By Suzy Vitello
This is the month that many writers take the plunge and re-prioritize their lives to take part in National Novel Writing Month. NaNoWriMo, in other words. Probably if you’re reading this article, you’re on a break from the marathon. Or you’re simply not doing it. It’s a huge commitment, this pledge to write 50k words in a month.
Five years ago, I embarked on a failed NaNoWriMo adventure – and I say failed, because I didn’t come up with the whole 50, but, November, 2010 was the year I crystallized my obsession with the Empress Elizabeth of Austria, and the effort eventually produced two books. The first one was published by Diversion Books in September of last year.
The level of joy when your book find its way to the hands of readers is only matched by validation you get when a New York publisher says, “Yes. We will invest in you. We believe in this book.”

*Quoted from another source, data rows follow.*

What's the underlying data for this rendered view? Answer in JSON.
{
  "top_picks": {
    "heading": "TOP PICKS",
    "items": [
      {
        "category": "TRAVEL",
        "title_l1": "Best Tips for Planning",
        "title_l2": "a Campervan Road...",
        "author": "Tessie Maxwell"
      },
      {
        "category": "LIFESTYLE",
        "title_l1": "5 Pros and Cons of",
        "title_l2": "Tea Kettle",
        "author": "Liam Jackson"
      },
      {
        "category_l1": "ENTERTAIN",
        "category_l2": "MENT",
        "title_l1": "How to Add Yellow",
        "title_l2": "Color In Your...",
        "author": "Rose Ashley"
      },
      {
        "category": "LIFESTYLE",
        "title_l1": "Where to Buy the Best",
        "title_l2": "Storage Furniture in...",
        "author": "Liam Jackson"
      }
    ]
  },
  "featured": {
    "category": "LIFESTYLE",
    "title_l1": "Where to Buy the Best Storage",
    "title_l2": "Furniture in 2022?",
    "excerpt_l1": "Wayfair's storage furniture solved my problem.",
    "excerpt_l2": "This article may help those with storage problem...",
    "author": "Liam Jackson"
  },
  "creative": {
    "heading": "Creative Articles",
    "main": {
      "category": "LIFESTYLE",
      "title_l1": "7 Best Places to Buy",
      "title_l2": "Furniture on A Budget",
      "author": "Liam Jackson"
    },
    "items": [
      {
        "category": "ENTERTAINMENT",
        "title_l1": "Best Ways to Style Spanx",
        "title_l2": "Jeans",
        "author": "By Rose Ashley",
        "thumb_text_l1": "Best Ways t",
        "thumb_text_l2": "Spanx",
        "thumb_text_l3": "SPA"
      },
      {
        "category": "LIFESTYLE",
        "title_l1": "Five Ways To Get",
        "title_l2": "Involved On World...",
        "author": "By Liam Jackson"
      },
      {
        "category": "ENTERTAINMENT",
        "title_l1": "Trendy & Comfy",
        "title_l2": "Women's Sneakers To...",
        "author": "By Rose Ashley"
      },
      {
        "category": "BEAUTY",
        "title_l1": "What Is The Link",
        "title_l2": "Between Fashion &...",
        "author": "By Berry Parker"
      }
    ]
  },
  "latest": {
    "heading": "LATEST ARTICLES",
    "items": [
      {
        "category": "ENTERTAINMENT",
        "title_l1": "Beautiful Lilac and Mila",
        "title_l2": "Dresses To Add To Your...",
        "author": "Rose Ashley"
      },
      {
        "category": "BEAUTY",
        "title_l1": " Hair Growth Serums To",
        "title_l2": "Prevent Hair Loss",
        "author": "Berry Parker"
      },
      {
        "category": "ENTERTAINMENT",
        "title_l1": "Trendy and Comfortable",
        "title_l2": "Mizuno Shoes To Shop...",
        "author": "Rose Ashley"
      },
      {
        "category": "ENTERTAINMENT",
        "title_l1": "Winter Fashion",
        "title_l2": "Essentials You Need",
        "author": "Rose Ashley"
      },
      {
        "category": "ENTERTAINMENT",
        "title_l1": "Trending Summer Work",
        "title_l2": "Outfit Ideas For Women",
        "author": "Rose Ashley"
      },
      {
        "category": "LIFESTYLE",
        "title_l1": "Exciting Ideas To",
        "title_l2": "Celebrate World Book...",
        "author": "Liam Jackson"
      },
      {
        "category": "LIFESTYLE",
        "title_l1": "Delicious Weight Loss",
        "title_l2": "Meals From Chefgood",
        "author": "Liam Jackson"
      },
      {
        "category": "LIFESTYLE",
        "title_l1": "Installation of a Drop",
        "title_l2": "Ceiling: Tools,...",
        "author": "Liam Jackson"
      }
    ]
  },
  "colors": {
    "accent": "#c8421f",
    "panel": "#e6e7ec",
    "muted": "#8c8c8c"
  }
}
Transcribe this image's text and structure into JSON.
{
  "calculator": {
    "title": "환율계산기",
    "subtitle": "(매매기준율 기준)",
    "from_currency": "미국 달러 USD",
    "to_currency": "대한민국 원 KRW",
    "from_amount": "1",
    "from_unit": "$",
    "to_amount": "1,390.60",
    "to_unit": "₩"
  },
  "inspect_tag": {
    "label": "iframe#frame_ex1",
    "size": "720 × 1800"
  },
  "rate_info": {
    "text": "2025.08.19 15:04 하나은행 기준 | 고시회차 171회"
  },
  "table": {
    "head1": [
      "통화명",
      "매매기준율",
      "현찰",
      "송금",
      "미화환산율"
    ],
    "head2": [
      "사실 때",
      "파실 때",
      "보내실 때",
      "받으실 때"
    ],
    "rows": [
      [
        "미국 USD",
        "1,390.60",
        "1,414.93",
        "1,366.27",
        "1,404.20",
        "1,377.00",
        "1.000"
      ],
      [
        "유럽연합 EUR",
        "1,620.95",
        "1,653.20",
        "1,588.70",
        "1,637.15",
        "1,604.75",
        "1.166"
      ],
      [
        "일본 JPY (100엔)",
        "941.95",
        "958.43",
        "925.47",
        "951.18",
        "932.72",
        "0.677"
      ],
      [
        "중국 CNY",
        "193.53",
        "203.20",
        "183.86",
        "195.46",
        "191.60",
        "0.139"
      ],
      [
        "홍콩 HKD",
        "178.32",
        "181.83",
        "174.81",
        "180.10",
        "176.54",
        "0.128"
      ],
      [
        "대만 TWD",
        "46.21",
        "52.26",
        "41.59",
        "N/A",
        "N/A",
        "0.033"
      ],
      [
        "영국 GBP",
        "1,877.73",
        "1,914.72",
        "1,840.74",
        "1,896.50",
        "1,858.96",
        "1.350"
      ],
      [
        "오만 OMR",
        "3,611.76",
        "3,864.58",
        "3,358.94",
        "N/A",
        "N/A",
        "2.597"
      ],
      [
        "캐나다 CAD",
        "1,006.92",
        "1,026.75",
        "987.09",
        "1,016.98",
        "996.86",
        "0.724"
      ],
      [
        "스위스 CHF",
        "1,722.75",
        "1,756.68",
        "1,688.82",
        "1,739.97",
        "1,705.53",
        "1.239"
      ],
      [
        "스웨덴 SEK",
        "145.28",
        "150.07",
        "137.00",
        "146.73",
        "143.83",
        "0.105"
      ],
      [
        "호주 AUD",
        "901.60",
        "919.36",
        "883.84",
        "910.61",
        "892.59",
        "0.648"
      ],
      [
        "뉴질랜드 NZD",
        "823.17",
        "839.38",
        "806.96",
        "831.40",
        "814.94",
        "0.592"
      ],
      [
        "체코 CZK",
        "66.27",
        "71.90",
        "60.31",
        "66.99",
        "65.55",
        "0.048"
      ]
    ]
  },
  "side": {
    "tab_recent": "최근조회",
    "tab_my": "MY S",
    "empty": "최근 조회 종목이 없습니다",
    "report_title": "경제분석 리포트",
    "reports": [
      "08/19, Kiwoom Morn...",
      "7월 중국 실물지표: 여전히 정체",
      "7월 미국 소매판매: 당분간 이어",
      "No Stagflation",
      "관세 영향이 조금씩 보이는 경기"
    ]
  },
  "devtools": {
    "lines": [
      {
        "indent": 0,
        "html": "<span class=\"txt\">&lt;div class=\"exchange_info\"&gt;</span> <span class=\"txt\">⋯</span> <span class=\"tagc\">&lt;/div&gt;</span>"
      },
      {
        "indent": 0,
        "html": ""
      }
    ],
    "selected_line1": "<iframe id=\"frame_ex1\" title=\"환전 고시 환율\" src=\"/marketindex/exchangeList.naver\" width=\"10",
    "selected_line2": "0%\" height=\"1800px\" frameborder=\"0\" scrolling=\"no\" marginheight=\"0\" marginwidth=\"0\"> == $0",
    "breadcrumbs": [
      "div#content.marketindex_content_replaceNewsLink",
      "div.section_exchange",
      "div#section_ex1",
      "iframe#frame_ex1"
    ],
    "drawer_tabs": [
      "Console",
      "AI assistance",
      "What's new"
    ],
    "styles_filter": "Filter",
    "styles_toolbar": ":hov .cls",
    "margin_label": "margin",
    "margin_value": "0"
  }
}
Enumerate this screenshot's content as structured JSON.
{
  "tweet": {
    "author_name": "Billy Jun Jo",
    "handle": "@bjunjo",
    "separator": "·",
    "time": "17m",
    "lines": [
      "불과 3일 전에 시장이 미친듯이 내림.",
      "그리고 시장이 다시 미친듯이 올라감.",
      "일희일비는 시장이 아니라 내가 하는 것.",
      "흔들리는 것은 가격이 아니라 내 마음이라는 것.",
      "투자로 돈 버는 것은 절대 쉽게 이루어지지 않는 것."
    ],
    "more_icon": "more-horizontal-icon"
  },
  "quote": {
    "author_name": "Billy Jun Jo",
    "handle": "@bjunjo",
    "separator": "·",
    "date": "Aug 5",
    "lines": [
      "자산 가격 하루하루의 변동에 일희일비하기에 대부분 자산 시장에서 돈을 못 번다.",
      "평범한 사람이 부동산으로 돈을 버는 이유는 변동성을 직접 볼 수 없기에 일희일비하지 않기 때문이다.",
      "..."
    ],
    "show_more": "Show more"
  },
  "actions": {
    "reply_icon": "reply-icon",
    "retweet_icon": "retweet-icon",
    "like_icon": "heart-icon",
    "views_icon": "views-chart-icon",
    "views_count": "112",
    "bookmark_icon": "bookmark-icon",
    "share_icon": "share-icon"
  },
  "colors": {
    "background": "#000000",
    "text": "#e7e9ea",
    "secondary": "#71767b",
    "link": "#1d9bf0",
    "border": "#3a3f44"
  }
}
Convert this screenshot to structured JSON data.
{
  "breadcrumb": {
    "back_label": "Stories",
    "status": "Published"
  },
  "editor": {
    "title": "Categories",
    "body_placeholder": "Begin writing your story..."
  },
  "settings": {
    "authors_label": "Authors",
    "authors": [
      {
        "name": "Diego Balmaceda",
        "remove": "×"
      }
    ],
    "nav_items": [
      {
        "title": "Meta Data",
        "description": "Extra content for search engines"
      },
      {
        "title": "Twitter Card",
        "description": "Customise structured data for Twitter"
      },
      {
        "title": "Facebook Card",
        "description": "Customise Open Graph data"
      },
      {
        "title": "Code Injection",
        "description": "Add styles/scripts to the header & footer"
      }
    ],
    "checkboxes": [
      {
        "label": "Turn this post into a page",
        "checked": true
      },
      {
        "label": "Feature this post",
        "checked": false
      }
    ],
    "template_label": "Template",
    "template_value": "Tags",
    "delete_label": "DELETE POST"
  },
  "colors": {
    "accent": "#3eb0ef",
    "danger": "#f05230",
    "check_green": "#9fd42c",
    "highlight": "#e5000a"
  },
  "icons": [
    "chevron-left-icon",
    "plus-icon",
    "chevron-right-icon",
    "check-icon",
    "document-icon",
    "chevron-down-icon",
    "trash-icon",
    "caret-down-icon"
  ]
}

But it was short-lived.
Over last winter, I continued the story (the book was always meant to be a series), and wrote the second Empress Chronicles book. I had it professionally edited, rewrote it, and sent it along to my agent in late spring. We both felt pretty confident that Diversion would put the sequel out, too.
But they passed.
Though claiming The Keepsake was “a delight from start to finish,” they felt they needed to focus on books with more robust sales numbers.
This is a polite way of saying: your first book tanked, and we’re moving on.
The level of self-doubt when your book gets rejected is only matched by frustration when a New York publisher says, “Show me the value.”
Because, value is subjective. Value is an abstraction. Value, my friends, should be tied to something intrinsic, but at the end of the day, value is tied to numbers. And consumers. And a system as random as a Las Vegas slot machine.
The hardest thing, for an artist, is to maintain belief in creation in the face of rejection. It’s not just about tenacity. It’s not just about revision. It’s more than that.
It’s finding that audacious place inside you and pulling her out. Talking to her with tough love. Asking her the hard question: “What is standing in the way of success?” And then, “What do you really want?”
When I answered those questions, here’s what I came up with:
My tendency to value myself only if fancier people value me.
Connection. All I have to give is my love of language, story and the dream that plays out on the page.
And here’s where the miracle comes in. When you live inside a decision to find connection, you do.
I decided to put The Keepsake out myself, and I found an extremely talented and passionate street team to help me. Continue Reading…